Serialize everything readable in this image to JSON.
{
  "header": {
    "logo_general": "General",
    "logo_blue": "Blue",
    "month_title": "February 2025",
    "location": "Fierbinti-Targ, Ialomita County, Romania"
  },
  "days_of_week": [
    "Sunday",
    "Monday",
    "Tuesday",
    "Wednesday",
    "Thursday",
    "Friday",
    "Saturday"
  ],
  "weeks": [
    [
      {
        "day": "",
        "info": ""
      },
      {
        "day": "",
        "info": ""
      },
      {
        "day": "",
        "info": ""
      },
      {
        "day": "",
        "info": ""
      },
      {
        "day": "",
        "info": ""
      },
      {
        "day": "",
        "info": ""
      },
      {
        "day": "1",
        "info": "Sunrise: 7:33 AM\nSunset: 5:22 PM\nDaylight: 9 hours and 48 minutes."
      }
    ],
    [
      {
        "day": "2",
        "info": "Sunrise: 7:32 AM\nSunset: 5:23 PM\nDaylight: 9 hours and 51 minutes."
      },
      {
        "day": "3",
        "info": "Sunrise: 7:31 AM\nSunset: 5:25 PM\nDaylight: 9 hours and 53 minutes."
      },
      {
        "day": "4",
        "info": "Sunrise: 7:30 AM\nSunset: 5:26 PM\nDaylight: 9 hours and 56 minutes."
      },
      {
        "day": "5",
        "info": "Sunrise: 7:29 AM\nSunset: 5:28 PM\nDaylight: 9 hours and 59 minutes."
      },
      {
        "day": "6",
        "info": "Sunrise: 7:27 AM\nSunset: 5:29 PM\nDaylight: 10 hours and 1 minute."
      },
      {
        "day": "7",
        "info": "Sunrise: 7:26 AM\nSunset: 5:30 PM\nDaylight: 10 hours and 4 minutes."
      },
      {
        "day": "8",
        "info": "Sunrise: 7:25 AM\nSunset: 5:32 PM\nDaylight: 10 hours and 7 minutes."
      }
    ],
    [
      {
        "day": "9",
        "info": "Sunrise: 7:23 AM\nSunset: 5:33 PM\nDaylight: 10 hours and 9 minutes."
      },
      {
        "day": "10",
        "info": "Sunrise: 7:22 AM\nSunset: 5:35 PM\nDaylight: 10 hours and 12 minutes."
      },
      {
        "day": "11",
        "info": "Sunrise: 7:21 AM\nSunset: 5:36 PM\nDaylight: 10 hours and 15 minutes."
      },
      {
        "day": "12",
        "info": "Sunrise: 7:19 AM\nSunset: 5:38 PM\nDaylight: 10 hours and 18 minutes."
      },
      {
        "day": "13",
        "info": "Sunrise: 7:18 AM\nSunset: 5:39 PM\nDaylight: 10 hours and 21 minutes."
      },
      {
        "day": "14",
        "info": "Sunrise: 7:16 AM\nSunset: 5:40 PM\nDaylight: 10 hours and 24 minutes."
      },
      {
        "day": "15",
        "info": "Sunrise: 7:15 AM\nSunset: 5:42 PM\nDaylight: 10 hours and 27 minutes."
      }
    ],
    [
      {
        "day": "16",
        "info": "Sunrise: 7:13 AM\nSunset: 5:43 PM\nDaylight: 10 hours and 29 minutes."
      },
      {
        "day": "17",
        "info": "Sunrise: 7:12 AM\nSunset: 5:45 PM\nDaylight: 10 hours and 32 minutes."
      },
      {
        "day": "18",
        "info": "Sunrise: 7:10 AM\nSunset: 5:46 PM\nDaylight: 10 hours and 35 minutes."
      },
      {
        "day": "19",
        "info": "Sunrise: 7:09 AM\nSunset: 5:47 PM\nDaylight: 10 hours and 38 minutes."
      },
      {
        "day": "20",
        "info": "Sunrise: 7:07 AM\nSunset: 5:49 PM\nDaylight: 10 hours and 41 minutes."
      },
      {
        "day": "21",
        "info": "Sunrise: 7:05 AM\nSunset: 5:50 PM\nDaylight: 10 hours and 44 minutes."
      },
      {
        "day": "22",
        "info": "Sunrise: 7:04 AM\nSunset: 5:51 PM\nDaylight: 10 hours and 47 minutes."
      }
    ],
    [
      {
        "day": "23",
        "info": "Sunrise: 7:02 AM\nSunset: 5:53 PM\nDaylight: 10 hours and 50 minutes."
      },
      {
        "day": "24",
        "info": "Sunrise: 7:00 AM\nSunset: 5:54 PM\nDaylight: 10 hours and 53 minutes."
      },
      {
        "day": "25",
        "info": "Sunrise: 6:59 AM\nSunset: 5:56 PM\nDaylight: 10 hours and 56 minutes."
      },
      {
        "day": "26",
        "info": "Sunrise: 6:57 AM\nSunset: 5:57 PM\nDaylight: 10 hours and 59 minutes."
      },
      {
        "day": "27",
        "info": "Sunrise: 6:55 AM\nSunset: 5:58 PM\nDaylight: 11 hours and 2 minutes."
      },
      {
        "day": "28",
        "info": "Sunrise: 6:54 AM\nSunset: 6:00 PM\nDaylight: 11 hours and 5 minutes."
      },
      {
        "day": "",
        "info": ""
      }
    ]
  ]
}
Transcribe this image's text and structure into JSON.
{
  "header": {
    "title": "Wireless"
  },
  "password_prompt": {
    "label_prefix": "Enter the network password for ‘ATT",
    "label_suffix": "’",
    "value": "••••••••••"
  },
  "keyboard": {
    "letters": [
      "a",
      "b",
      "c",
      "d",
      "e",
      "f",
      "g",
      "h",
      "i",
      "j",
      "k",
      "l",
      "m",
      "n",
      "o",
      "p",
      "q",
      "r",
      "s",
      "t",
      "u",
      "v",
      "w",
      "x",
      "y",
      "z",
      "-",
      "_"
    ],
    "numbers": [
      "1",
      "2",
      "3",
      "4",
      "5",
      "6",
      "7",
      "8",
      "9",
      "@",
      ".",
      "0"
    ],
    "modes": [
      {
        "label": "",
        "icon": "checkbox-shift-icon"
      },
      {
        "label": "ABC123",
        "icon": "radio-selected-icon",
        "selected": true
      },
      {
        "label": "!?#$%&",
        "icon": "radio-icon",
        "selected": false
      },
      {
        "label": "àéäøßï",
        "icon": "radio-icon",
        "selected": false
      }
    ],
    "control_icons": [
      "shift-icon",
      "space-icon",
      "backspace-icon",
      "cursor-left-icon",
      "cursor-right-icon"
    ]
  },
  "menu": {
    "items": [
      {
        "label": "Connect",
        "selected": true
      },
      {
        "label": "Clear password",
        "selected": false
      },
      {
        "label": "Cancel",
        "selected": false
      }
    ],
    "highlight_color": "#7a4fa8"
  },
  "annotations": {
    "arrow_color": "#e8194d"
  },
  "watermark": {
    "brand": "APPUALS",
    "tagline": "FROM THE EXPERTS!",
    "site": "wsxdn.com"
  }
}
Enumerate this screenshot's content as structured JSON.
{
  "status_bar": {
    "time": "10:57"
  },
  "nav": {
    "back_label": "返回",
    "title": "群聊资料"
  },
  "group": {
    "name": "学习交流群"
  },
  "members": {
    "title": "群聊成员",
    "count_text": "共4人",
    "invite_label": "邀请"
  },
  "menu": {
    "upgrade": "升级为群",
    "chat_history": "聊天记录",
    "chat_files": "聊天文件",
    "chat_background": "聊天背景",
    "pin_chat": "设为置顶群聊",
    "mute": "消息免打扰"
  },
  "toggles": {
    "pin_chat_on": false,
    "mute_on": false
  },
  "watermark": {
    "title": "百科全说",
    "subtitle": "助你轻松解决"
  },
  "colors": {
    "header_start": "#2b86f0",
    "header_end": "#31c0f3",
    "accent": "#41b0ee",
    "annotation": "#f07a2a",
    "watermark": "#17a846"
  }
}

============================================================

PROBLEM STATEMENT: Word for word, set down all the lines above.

RESULT OF THE EXERCISE:
Serialize everything readable in this image to JSON.
{
  "header": {
    "logo_general": "General",
    "logo_blue": "Blue",
    "month_title": "February 2025",
    "location": "Fierbinti-Targ, Ialomita County, Romania"
  },
  "days_of_week": [
    "Sunday",
    "Monday",
    "Tuesday",
    "Wednesday",
    "Thursday",
    "Friday",
    "Saturday"
  ],
  "weeks": [
    [
      {
        "day": "",
        "info": ""
      },
      {
        "day": "",
        "info": ""
      },
      {
        "day": "",
        "info": ""
      },
      {
        "day": "",
        "info": ""
      },
      {
        "day": "",
        "info": ""
      },
      {
        "day": "",
        "info": ""
      },
      {
        "day": "1",
        "info": "Sunrise: 7:33 AM\nSunset: 5:22 PM\nDaylight: 9 hours and 48 minutes."
      }
    ],
    [
      {
        "day": "2",
        "info": "Sunrise: 7:32 AM\nSunset: 5:23 PM\nDaylight: 9 hours and 51 minutes."
      },
      {
        "day": "3",
        "info": "Sunrise: 7:31 AM\nSunset: 5:25 PM\nDaylight: 9 hours and 53 minutes."
      },
      {
        "day": "4",
        "info": "Sunrise: 7:30 AM\nSunset: 5:26 PM\nDaylight: 9 hours and 56 minutes."
      },
      {
        "day": "5",
        "info": "Sunrise: 7:29 AM\nSunset: 5:28 PM\nDaylight: 9 hours and 59 minutes."
      },
      {
        "day": "6",
        "info": "Sunrise: 7:27 AM\nSunset: 5:29 PM\nDaylight: 10 hours and 1 minute."
      },
      {
        "day": "7",
        "info": "Sunrise: 7:26 AM\nSunset: 5:30 PM\nDaylight: 10 hours and 4 minutes."
      },
      {
        "day": "8",
        "info": "Sunrise: 7:25 AM\nSunset: 5:32 PM\nDaylight: 10 hours and 7 minutes."
      }
    ],
    [
      {
        "day": "9",
        "info": "Sunrise: 7:23 AM\nSunset: 5:33 PM\nDaylight: 10 hours and 9 minutes."
      },
      {
        "day": "10",
        "info": "Sunrise: 7:22 AM\nSunset: 5:35 PM\nDaylight: 10 hours and 12 minutes."
      },
      {
        "day": "11",
        "info": "Sunrise: 7:21 AM\nSunset: 5:36 PM\nDaylight: 10 hours and 15 minutes."
      },
      {
        "day": "12",
        "info": "Sunrise: 7:19 AM\nSunset: 5:38 PM\nDaylight: 10 hours and 18 minutes."
      },
      {
        "day": "13",
        "info": "Sunrise: 7:18 AM\nSunset: 5:39 PM\nDaylight: 10 hours and 21 minutes."
      },
      {
        "day": "14",
        "info": "Sunrise: 7:16 AM\nSunset: 5:40 PM\nDaylight: 10 hours and 24 minutes."
      },
      {
        "day": "15",
        "info": "Sunrise: 7:15 AM\nSunset: 5:42 PM\nDaylight: 10 hours and 27 minutes."
      }
    ],
    [
      {
        "day": "16",
        "info": "Sunrise: 7:13 AM\nSunset: 5:43 PM\nDaylight: 10 hours and 29 minutes."
      },
      {
        "day": "17",
        "info": "Sunrise: 7:12 AM\nSunset: 5:45 PM\nDaylight: 10 hours and 32 minutes."
      },
      {
        "day": "18",
        "info": "Sunrise: 7:10 AM\nSunset: 5:46 PM\nDaylight: 10 hours and 35 minutes."
      },
      {
        "day": "19",
        "info": "Sunrise: 7:09 AM\nSunset: 5:47 PM\nDaylight: 10 hours and 38 minutes."
      },
      {
        "day": "20",
        "info": "Sunrise: 7:07 AM\nSunset: 5:49 PM\nDaylight: 10 hours and 41 minutes."
      },
      {
        "day": "21",
        "info": "Sunrise: 7:05 AM\nSunset: 5:50 PM\nDaylight: 10 hours and 44 minutes."
      },
      {
        "day": "22",
        "info": "Sunrise: 7:04 AM\nSunset: 5:51 PM\nDaylight: 10 hours and 47 minutes."
      }
    ],
    [
      {
        "day": "23",
        "info": "Sunrise: 7:02 AM\nSunset: 5:53 PM\nDaylight: 10 hours and 50 minutes."
      },
      {
        "day": "24",
        "info": "Sunrise: 7:00 AM\nSunset: 5:54 PM\nDaylight: 10 hours and 53 minutes."
      },
      {
        "day": "25",
        "info": "Sunrise: 6:59 AM\nSunset: 5:56 PM\nDaylight: 10 hours and 56 minutes."
      },
      {
        "day": "26",
        "info": "Sunrise: 6:57 AM\nSunset: 5:57 PM\nDaylight: 10 hours and 59 minutes."
      },
      {
        "day": "27",
        "info": "Sunrise: 6:55 AM\nSunset: 5:58 PM\nDaylight: 11 hours and 2 minutes."
      },
      {
        "day": "28",
        "info": "Sunrise: 6:54 AM\nSunset: 6:00 PM\nDaylight: 11 hours and 5 minutes."
      },
      {
        "day": "",
        "info": ""
      }
    ]
  ]
}
Transcribe this image's text and structure into JSON.
{
  "header": {
    "title": "Wireless"
  },
  "password_prompt": {
    "label_prefix": "Enter the network password for ‘ATT",
    "label_suffix": "’",
    "value": "••••••••••"
  },
  "keyboard": {
    "letters": [
      "a",
      "b",
      "c",
      "d",
      "e",
      "f",
      "g",
      "h",
      "i",
      "j",
      "k",
      "l",
      "m",
      "n",
      "o",
      "p",
      "q",
      "r",
      "s",
      "t",
      "u",
      "v",
      "w",
      "x",
      "y",
      "z",
      "-",
      "_"
    ],
    "numbers": [
      "1",
      "2",
      "3",
      "4",
      "5",
      "6",
      "7",
      "8",
      "9",
      "@",
      ".",
      "0"
    ],
    "modes": [
      {
        "label": "",
        "icon": "checkbox-shift-icon"
      },
      {
        "label": "ABC123",
        "icon": "radio-selected-icon",
        "selected": true
      },
      {
        "label": "!?#$%&",
        "icon": "radio-icon",
        "selected": false
      },
      {
        "label": "àéäøßï",
        "icon": "radio-icon",
        "selected": false
      }
    ],
    "control_icons": [
      "shift-icon",
      "space-icon",
      "backspace-icon",
      "cursor-left-icon",
      "cursor-right-icon"
    ]
  },
  "menu": {
    "items": [
      {
        "label": "Connect",
        "selected": true
      },
      {
        "label": "Clear password",
        "selected": false
      },
      {
        "label": "Cancel",
        "selected": false
      }
    ],
    "highlight_color": "#7a4fa8"
  },
  "annotations": {
    "arrow_color": "#e8194d"
  },
  "watermark": {
    "brand": "APPUALS",
    "tagline": "FROM THE EXPERTS!",
    "site": "wsxdn.com"
  }
}
Enumerate this screenshot's content as structured JSON.
{
  "status_bar": {
    "time": "10:57"
  },
  "nav": {
    "back_label": "返回",
    "title": "群聊资料"
  },
  "group": {
    "name": "学习交流群"
  },
  "members": {
    "title": "群聊成员",
    "count_text": "共4人",
    "invite_label": "邀请"
  },
  "menu": {
    "upgrade": "升级为群",
    "chat_history": "聊天记录",
    "chat_files": "聊天文件",
    "chat_background": "聊天背景",
    "pin_chat": "设为置顶群聊",
    "mute": "消息免打扰"
  },
  "toggles": {
    "pin_chat_on": false,
    "mute_on": false
  },
  "watermark": {
    "title": "百科全说",
    "subtitle": "助你轻松解决"
  },
  "colors": {
    "header_start": "#2b86f0",
    "header_end": "#31c0f3",
    "accent": "#41b0ee",
    "annotation": "#f07a2a",
    "watermark": "#17a846"
  }
}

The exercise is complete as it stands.